Purpose: This phase III randomized trial was designed to determine if granulocyte-macrophage colony-stimulating factor (GM-CSF) reduces the hematologic toxicity and morbidity induced by chemoradiotherapy in limited-stage small-cell lung cancer (SCLC). Methods: This multicenter prospective trial randomized 230 patients to receive chemotherapy and radiotherapy (RT) with or without GM-CSF given on days 4 to 18 of each of six cycles. The primary end point was hematologic toxicity. Secondary end points included the following: nonhematologic toxicities; days of (1) fever, (2) antibiotics, (3) hospitalization, and (4) infection; number of transfusions; drug doses delivered; and response rates and survival. Results: There was a statistically significant increase in the frequency and duration of life-threatening thrombocytopenia (P < .001) in patients randomized to GM-CSF. GM-CSF patients had significantly more toxic deaths (P < .01), more nonhematologic toxicities, more days in hospital, a higher incidence of intravenous (IV) antibiotic usage, and more transfusions. Patients randomized to GM-CSF had higher WBC and neutrophil nadirs (P < .01), but no significant difference in the frequency of grade 4 leukopenia or neutropenia. Patients randomized to GM-CSF had a lower complete response rate (36% v 44%), but the differences were not significant (P = .29). There were no significant differences in survival (median, 14 months on GM-CSF and 17 months on no GM-CSF; P = .15). Conclusion: GM-CSF, as delivered in this study, should not be included with concurrent chemoradiotherapy treatment programs for limited-stage SCLC. The simultaneous use of hematopoietic colony-stimulating factors (CSFs) and chemoradiotherapy should be performed only in experimental settings.
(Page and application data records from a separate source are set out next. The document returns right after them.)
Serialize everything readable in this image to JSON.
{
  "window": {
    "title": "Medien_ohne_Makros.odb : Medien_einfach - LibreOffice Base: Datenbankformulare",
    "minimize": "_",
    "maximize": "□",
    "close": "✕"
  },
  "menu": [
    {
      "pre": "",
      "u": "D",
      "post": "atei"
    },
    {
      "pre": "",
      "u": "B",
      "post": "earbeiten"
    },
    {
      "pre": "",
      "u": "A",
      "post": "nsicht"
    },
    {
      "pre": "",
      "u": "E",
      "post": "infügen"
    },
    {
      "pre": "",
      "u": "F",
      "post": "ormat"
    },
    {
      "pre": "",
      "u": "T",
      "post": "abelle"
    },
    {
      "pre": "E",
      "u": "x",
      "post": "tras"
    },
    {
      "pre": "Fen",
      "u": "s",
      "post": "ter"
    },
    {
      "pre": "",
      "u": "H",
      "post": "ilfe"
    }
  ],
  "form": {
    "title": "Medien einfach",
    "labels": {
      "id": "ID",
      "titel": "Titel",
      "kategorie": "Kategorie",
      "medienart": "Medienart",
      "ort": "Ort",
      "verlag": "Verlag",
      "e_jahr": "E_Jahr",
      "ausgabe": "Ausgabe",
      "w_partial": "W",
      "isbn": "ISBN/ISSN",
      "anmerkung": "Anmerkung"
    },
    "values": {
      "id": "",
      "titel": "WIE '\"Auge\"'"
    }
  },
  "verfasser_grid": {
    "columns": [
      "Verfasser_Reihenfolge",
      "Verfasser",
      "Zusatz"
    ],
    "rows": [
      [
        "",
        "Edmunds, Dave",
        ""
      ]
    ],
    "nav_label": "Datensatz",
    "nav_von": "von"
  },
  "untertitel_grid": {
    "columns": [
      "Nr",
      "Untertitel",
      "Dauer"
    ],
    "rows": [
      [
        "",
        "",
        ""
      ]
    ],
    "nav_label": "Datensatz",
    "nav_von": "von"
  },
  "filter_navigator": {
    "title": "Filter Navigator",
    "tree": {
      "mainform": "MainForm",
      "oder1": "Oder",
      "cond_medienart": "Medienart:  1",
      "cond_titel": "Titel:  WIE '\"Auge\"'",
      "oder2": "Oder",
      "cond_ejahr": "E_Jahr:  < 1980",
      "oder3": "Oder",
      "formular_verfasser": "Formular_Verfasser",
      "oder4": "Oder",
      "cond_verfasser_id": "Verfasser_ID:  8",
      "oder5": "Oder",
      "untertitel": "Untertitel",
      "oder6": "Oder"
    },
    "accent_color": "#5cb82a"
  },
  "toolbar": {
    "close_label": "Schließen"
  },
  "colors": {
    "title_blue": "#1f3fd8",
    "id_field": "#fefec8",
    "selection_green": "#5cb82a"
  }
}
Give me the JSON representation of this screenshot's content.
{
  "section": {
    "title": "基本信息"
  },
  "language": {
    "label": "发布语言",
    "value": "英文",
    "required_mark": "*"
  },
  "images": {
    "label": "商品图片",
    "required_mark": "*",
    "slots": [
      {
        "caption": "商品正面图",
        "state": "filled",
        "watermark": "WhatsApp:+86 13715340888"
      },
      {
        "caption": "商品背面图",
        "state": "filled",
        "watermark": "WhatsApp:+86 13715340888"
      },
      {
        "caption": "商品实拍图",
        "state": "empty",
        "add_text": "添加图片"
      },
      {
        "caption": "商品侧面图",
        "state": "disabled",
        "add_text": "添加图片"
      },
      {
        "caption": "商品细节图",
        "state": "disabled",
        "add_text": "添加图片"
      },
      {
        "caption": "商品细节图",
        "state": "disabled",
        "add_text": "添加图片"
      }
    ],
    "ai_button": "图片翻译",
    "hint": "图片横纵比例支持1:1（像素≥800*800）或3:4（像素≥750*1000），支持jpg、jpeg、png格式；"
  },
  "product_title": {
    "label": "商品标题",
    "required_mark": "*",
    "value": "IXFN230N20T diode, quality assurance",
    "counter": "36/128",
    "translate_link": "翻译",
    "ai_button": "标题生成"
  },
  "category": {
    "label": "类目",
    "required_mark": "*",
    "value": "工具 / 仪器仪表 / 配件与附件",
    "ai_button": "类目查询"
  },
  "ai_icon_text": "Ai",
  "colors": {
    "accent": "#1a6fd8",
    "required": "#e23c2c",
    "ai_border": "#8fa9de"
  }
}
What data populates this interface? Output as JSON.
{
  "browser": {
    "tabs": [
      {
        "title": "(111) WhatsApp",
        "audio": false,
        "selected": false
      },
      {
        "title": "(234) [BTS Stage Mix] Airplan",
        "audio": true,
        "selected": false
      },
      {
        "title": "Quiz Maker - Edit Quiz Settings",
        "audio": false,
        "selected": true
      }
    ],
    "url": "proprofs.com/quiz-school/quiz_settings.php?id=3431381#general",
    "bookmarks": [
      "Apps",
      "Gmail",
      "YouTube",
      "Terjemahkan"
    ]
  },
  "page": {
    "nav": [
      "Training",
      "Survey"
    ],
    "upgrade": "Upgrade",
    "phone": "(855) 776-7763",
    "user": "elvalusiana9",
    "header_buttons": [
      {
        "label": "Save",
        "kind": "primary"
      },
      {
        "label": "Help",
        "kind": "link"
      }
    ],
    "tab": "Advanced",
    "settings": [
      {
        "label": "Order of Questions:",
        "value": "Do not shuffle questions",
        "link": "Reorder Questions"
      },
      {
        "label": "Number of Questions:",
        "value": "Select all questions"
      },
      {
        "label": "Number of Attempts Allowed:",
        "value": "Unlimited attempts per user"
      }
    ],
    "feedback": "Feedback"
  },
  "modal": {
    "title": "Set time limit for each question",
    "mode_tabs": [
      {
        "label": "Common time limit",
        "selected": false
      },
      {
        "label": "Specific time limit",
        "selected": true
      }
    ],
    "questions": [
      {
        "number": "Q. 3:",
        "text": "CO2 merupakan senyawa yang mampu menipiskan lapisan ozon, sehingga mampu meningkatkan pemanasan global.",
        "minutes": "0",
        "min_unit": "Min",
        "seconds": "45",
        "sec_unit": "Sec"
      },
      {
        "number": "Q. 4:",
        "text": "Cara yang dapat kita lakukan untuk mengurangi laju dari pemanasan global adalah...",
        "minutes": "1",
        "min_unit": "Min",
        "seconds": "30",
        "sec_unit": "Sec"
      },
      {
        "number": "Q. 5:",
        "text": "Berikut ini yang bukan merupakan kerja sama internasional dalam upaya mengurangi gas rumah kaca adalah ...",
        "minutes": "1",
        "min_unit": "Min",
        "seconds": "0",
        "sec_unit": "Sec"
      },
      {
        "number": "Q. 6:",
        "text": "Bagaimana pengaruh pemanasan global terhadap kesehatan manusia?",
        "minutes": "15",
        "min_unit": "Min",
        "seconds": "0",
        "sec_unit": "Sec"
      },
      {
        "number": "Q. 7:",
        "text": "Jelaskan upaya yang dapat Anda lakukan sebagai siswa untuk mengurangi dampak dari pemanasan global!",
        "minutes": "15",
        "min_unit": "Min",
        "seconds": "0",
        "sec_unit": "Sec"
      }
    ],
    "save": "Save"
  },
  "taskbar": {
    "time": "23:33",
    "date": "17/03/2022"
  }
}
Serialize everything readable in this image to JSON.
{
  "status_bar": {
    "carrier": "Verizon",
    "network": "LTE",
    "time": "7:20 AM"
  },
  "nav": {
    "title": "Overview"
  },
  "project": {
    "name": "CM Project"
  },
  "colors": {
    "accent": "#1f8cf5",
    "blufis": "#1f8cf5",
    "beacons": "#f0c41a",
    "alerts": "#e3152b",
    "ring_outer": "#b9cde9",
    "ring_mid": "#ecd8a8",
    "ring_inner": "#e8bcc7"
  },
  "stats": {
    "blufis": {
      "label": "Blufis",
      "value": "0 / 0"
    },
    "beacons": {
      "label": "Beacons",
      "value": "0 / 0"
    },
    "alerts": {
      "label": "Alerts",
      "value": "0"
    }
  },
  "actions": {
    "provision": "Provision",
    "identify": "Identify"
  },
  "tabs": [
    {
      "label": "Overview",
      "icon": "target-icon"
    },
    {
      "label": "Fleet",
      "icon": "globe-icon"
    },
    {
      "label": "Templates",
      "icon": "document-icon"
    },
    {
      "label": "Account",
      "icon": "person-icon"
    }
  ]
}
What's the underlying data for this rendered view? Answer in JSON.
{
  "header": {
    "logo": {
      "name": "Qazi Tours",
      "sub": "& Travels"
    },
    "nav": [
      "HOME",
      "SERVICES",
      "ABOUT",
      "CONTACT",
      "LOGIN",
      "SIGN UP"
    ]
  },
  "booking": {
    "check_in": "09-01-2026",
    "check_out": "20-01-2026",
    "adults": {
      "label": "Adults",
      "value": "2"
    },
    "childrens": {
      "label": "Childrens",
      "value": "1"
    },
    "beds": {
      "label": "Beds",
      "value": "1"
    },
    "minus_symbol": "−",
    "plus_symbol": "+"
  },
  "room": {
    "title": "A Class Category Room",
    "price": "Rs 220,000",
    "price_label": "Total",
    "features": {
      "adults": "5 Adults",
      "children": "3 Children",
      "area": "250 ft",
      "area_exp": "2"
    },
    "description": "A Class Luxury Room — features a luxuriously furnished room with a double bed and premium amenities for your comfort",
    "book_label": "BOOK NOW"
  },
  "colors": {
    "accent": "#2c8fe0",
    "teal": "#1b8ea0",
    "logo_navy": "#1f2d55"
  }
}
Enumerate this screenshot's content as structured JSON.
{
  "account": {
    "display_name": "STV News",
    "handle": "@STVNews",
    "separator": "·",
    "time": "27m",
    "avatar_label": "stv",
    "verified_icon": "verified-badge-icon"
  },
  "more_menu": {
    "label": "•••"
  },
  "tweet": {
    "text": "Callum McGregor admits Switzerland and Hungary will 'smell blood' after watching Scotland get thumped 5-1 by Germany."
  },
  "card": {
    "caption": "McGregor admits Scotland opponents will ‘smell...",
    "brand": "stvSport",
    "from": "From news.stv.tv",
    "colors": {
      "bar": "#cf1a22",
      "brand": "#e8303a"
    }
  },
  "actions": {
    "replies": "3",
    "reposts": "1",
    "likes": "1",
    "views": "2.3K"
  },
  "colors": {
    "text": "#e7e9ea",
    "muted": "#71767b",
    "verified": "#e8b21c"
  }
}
Chemoradiotherapy programs with cisplatin and etoposide ([VP-16] PE) and simultaneous chest RT produce grade 4 neutropenia and thrombocytopenia in a small-enough proportion of patients that prophylactic hematopoietic growth factors are clinically unnecessary.
ASJC Scopus subject areas
- Cancer Research